Civics / Politics

Rep. Stinziano Talks Homelessness, Transportation and Transformation in Campaign for City Council

Jesse Bethea Jesse Bethea Rep. Stinziano Talks Homelessness, Transportation and Transformation in Campaign for City Council
Decrease Font Size Increase Font Size Text Size Print This Page

Since 2011, Michael Stinziano has served the 18th District in the Ohio House of Representatives. Now he is running for Columbus City Council, hoping to replace Council President Andrew Ginther, who will vacate his seat as he campaigns for mayor. In an interview with Columbus Underground, Stinziano said one reason he wants to transition from state to local government is the opportunity to be part of the city’s future, and that he finds the challenges of Columbus public service “appealing.”

“I think the city, for as well positioned as we are, we know … we’re going to have to figure out how to continue to provide the services, how to target our neighborhoods the way we want to with a dwindling resources from the state,” said Stinziano. “But it’s a city that’s growing, it’s a city full of opportunity, it’s a city that’s a little bit beyond a renaissance, it’s a city that is going to move forward.”

Stinziano said he plans to listen for community feedback to determine which issues will be a priority during his campaign and during his time in office should he be elected, but said one issue he is particularly passionate about is homelessness. Stinziano said Central Ohio’s homelessness problem came to his attention while he worked alongside Rep. Cheryl Grossman to get more state funding for OSU’s Star House shelter for homeless youth.

“I found myself going out and meeting with the Coalition for the Homeless and talking about what a great job I did, and to their credit, they challenged me and said ‘well that’s great, but we need to do more,’” said Stinziano. “And my response was ‘You know, no one’s ever asked me to do more.’”

Stinziano said that since then he’s been looking at successful models for combatting homelessness in other states and cities and has found that “the solution to end homelessness is more affordable housing.” Columbus has affordable housing, he said, but not enough.

Stinziano also acknowledged the misgivings that many neighborhoods and communities have with the notion of affordable housing being constructed in their area, and said the city and developers must take those concerns into account as they attempt to solve the problem.

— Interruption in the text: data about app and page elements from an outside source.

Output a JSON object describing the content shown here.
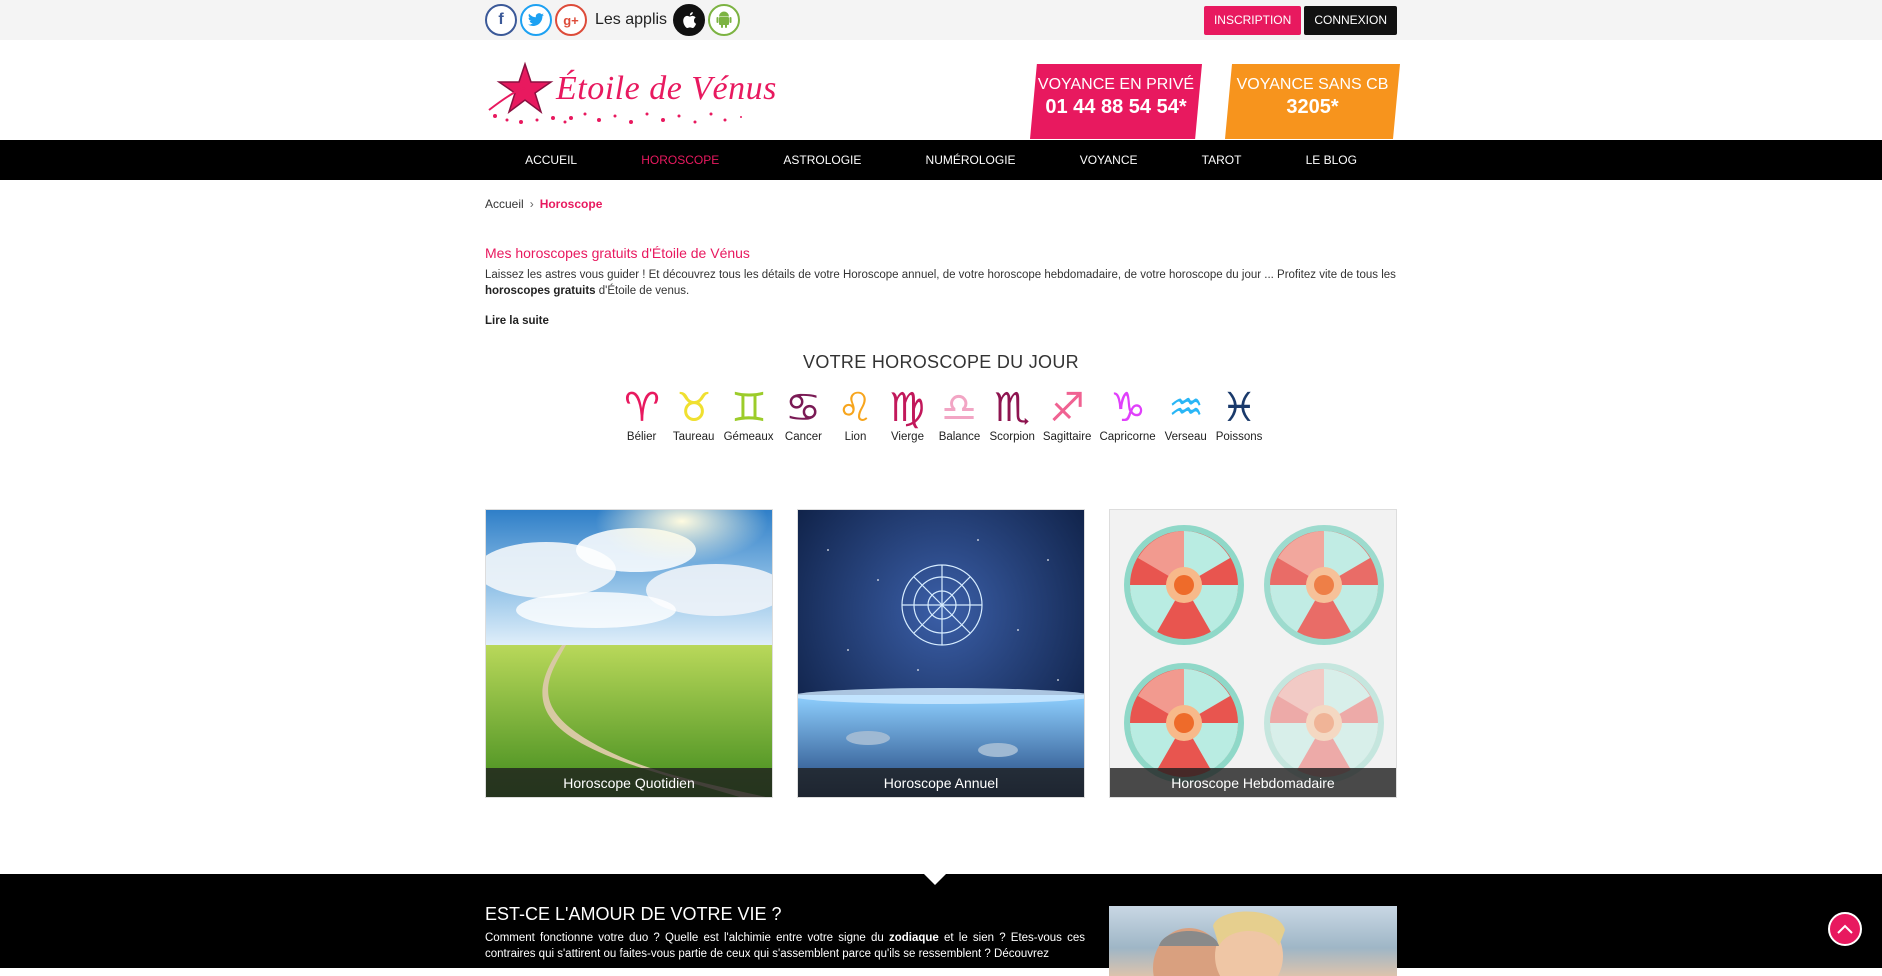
{
  "topbar": {
    "social": [
      {
        "name": "facebook-icon",
        "glyph": "f"
      },
      {
        "name": "twitter-icon",
        "glyph": "t"
      },
      {
        "name": "google-plus-icon",
        "glyph": "g+"
      }
    ],
    "applis_label": "Les applis",
    "inscription": "INSCRIPTION",
    "connexion": "CONNEXION"
  },
  "header": {
    "logo_text": "Étoile de Vénus",
    "promo_prive": {
      "line1": "VOYANCE EN PRIVÉ",
      "line2": "01 44 88 54 54*"
    },
    "promo_sanscb": {
      "line1": "VOYANCE SANS CB",
      "line2": "3205*"
    }
  },
  "nav": {
    "items": [
      "ACCUEIL",
      "HOROSCOPE",
      "ASTROLOGIE",
      "NUMÉROLOGIE",
      "VOYANCE",
      "TAROT",
      "LE BLOG"
    ]
  },
  "breadcrumb": {
    "home": "Accueil",
    "current": "Horoscope"
  },
  "intro": {
    "title": "Mes horoscopes gratuits d'Étoile de Vénus",
    "text_before": "Laissez les astres vous guider ! Et découvrez tous les détails de votre Horoscope annuel, de votre horoscope hebdomadaire, de votre horoscope du jour ... Profitez vite de tous les ",
    "text_bold": "horoscopes gratuits",
    "text_after": " d'Étoile de venus.",
    "more": "Lire la suite"
  },
  "horoscope_day": {
    "title": "VOTRE HOROSCOPE DU JOUR",
    "signs": [
      {
        "name": "Bélier",
        "glyph": "♈",
        "color": "#e8195f"
      },
      {
        "name": "Taureau",
        "glyph": "♉",
        "color": "#f0e030"
      },
      {
        "name": "Gémeaux",
        "glyph": "♊",
        "color": "#9ccc2a"
      },
      {
        "name": "Cancer",
        "glyph": "♋",
        "color": "#7a1a55"
      },
      {
        "name": "Lion",
        "glyph": "♌",
        "color": "#f7a51d"
      },
      {
        "name": "Vierge",
        "glyph": "♍",
        "color": "#c2185b"
      },
      {
        "name": "Balance",
        "glyph": "♎",
        "color": "#f2a5c4"
      },
      {
        "name": "Scorpion",
        "glyph": "♏",
        "color": "#8e1450"
      },
      {
        "name": "Sagittaire",
        "glyph": "♐",
        "color": "#f06292"
      },
      {
        "name": "Capricorne",
        "glyph": "♑",
        "color": "#e040fb"
      },
      {
        "name": "Verseau",
        "glyph": "♒",
        "color": "#29b6f6"
      },
      {
        "name": "Poissons",
        "glyph": "♓",
        "color": "#1a3a6b"
      }
    ]
  },
  "cards": [
    {
      "caption": "Horoscope Quotidien"
    },
    {
      "caption": "Horoscope Annuel"
    },
    {
      "caption": "Horoscope Hebdomadaire"
    }
  ],
  "love": {
    "title": "EST-CE L'AMOUR DE VOTRE VIE ?",
    "text_before": "Comment fonctionne votre duo ? Quelle est l'alchimie entre votre signe du ",
    "text_bold": "zodiaque",
    "text_after": " et le sien ? Etes-vous ces contraires qui s'attirent ou faites-vous partie de ceux qui s'assemblent parce qu'ils se ressemblent ? Découvrez"
  },
  "colors": {
    "accent": "#e8195f",
    "orange": "#f7941d",
    "nav_bg": "#000000"
  }
}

“You need to have those discussions, you can’t just take for granted and not listen to the frustrations that are out there,” said Stinziano. “We need to be responsible, we need to be strategic, and I think there’s an opportunity to do that with some good affordable housing. We’ve got some great programming going on and some amazing housing options that are being developed, and so making sure that people see that is part of our challenge as well.”

Stinziano also offered some insight on his goals with regard to the city’s public transportation systems.

“The dream is that I could get to work and not have to drive my car and then go up to the Hilltop without my car, go to a meeting and then go out to the East Side and then end my day on the South Side for dinner, all without having to take a car,” said Stinziano. “That’s a lot of biking right now, and COTA can accomplish that but it sometimes is tough to get to all those places.”

Columbus is an outlier compared with similar cities in terms of transportation, said Stinziano, and developing public transportation will help Columbus move forward as a 21st century city. He also stressed that any major public transportation development would have to happen with citizens in mind.

“The growth of just the Downtown area isn’t what the focus on transportation should be, it should be back to the neighborhoods, having people be able to take advantage of that access,” said Stinziano, adding that residents need to feel comfortable with how the project is funded and how quickly it will be finished. He also said residents need to know their concerns aren’t being ignored in favor of a transportation project.

“I know right now to talk about light rail when you have a vacant property next door, that’s a tough discussion,” said Stinziano.

On February 12, Stinziano participated in a community forum at Corinthian Missionary Baptist Church along with nine other City Council candidates. All ten candidates were asked to describe their campaign in one word and Stinziano chose “transformative.”

“We’re a city that’s accomplished a lot, but we want to continue moving forward, and to do that we’re going to have to transform some of our identity,” said Stinziano, elaborating on his choice of descriptor. Stinziano said part of that transformation must involve attracting and retaining young talent.

“With a district that has over 95,000 students in it, I know a lot of them get educated here and then leave and we have to transform the message and the opportunities,” said Stinziano, adding that, “with the passing of [Dana] Buck Rinehart, the work of Mayor [Greg] Lashutka, and now the legacy of Mayor [Michael] Coleman, you’ve seen strong leadership to do that, and I view Council’s role as to support that and continue to push for what that transformation, of what city we want for the future.”

For more on the 2015 Columbus City Council Race, CLICK HERE to visit our Messageboard.

Print Friendly, PDF & Email


politics categories

Subscribe below: